• **PROBLEM DETAILS**:
Below are some entries; reproduce them exactly and leave every picture out.
────────────────────────────────────────
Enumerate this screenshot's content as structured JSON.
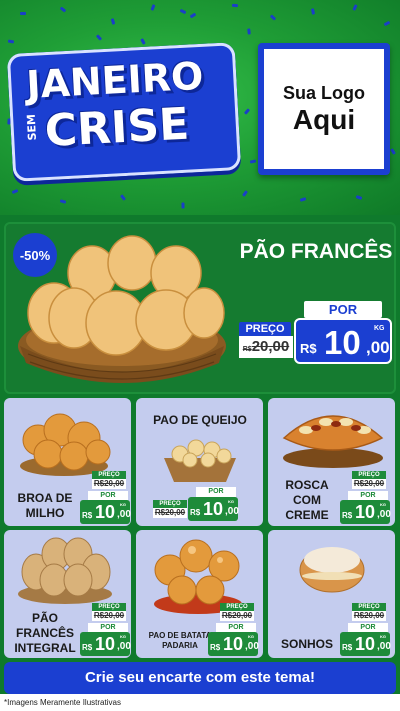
{
  "header": {
    "title_line1": "JANEIRO",
    "title_small": "SEM",
    "title_line2": "CRISE",
    "logo_line1": "Sua Logo",
    "logo_line2": "Aqui"
  },
  "featured": {
    "discount": "-50%",
    "name": "PÃO FRANCÊS",
    "preco_label": "PREÇO",
    "old_price_currency": "R$",
    "old_price": "20,00",
    "por_label": "POR",
    "currency": "R$",
    "price_int": "10",
    "price_dec": ",00",
    "unit": "KG"
  },
  "products": [
    {
      "name_line1": "BROA DE",
      "name_line2": "MILHO",
      "name_line3": "",
      "preco_label": "PREÇO",
      "old_price": "R$20,00",
      "por_label": "POR",
      "currency": "R$",
      "price_int": "10",
      "price_dec": ",00",
      "unit": "KG"
    },
    {
      "name_line1": "PAO DE QUEIJO",
      "name_line2": "",
      "name_line3": "",
      "preco_label": "PREÇO",
      "old_price": "R$20,00",
      "por_label": "POR",
      "currency": "R$",
      "price_int": "10",
      "price_dec": ",00",
      "unit": "KG"
    },
    {
      "name_line1": "ROSCA",
      "name_line2": "COM",
      "name_line3": "CREME",
      "preco_label": "PREÇO",
      "old_price": "R$20,00",
      "por_label": "POR",
      "currency": "R$",
      "price_int": "10",
      "price_dec": ",00",
      "unit": "KG"
    },
    {
      "name_line1": "PÃO",
      "name_line2": "FRANCÊS",
      "name_line3": "INTEGRAL",
      "preco_label": "PREÇO",
      "old_price": "R$20,00",
      "por_label": "POR",
      "currency": "R$",
      "price_int": "10",
      "price_dec": ",00",
      "unit": "KG"
    },
    {
      "name_line1": "PAO DE BATATA",
      "name_line2": "PADARIA",
      "name_line3": "",
      "preco_label": "PREÇO",
      "old_price": "R$20,00",
      "por_label": "POR",
      "currency": "R$",
      "price_int": "10",
      "price_dec": ",00",
      "unit": "KG"
    },
    {
      "name_line1": "SONHOS",
      "name_line2": "",
      "name_line3": "",
      "preco_label": "PREÇO",
      "old_price": "R$20,00",
      "por_label": "POR",
      "currency": "R$",
      "price_int": "10",
      "price_dec": ",00",
      "unit": "KG"
    }
  ],
  "cta": "Crie seu encarte com este tema!",
  "disclaimer": "*Imagens Meramente Ilustrativas",
  "colors": {
    "green_dark": "#0f7a2c",
    "green_bright": "#35c04a",
    "blue": "#1b3fd1",
    "card_bg": "#c4ccee"
  }
}
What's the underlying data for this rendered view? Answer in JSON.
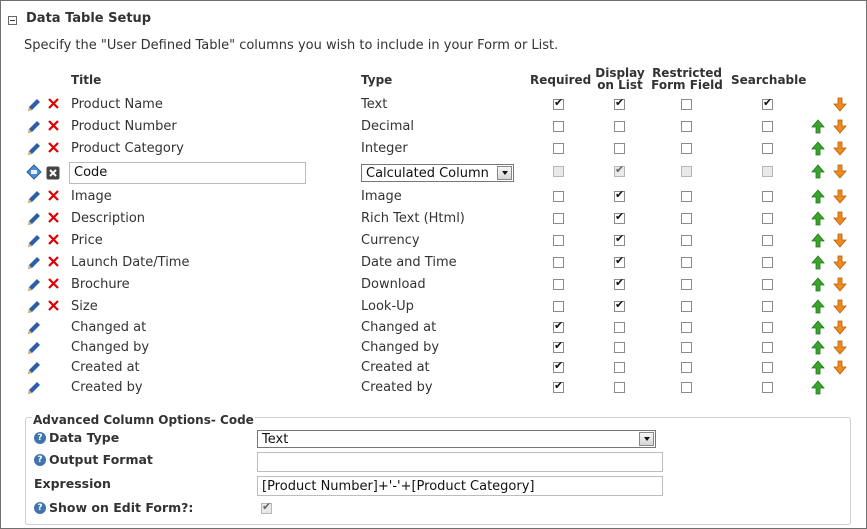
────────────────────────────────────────
• **REPLY**:
Enumerate this screenshot's content as structured JSON.
{
  "header": {
    "title_line1": "JANEIRO",
    "title_small": "SEM",
    "title_line2": "CRISE",
    "logo_line1": "Sua Logo",
    "logo_line2": "Aqui"
  },
  "featured": {
    "discount": "-50%",
    "name": "PÃO FRANCÊS",
    "preco_label": "PREÇO",
    "old_price_currency": "R$",
    "old_price": "20,00",
    "por_label": "POR",
    "currency": "R$",
    "price_int": "10",
    "price_dec": ",00",
    "unit": "KG"
  },
  "products": [
    {
      "name_line1": "BROA DE",
      "name_line2": "MILHO",
      "name_line3": "",
      "preco_label": "PREÇO",
      "old_price": "R$20,00",
      "por_label": "POR",
      "currency": "R$",
      "price_int": "10",
      "price_dec": ",00",
      "unit": "KG"
    },
    {
      "name_line1": "PAO DE QUEIJO",
      "name_line2": "",
      "name_line3": "",
      "preco_label": "PREÇO",
      "old_price": "R$20,00",
      "por_label": "POR",
      "currency": "R$",
      "price_int": "10",
      "price_dec": ",00",
      "unit": "KG"
    },
    {
      "name_line1": "ROSCA",
      "name_line2": "COM",
      "name_line3": "CREME",
      "preco_label": "PREÇO",
      "old_price": "R$20,00",
      "por_label": "POR",
      "currency": "R$",
      "price_int": "10",
      "price_dec": ",00",
      "unit": "KG"
    },
    {
      "name_line1": "PÃO",
      "name_line2": "FRANCÊS",
      "name_line3": "INTEGRAL",
      "preco_label": "PREÇO",
      "old_price": "R$20,00",
      "por_label": "POR",
      "currency": "R$",
      "price_int": "10",
      "price_dec": ",00",
      "unit": "KG"
    },
    {
      "name_line1": "PAO DE BATATA",
      "name_line2": "PADARIA",
      "name_line3": "",
      "preco_label": "PREÇO",
      "old_price": "R$20,00",
      "por_label": "POR",
      "currency": "R$",
      "price_int": "10",
      "price_dec": ",00",
      "unit": "KG"
    },
    {
      "name_line1": "SONHOS",
      "name_line2": "",
      "name_line3": "",
      "preco_label": "PREÇO",
      "old_price": "R$20,00",
      "por_label": "POR",
      "currency": "R$",
      "price_int": "10",
      "price_dec": ",00",
      "unit": "KG"
    }
  ],
  "cta": "Crie seu encarte com este tema!",
  "disclaimer": "*Imagens Meramente Ilustrativas",
  "colors": {
    "green_dark": "#0f7a2c",
    "green_bright": "#35c04a",
    "blue": "#1b3fd1",
    "card_bg": "#c4ccee"
  }
}
What's the underlying data for this rendered view? Answer in JSON.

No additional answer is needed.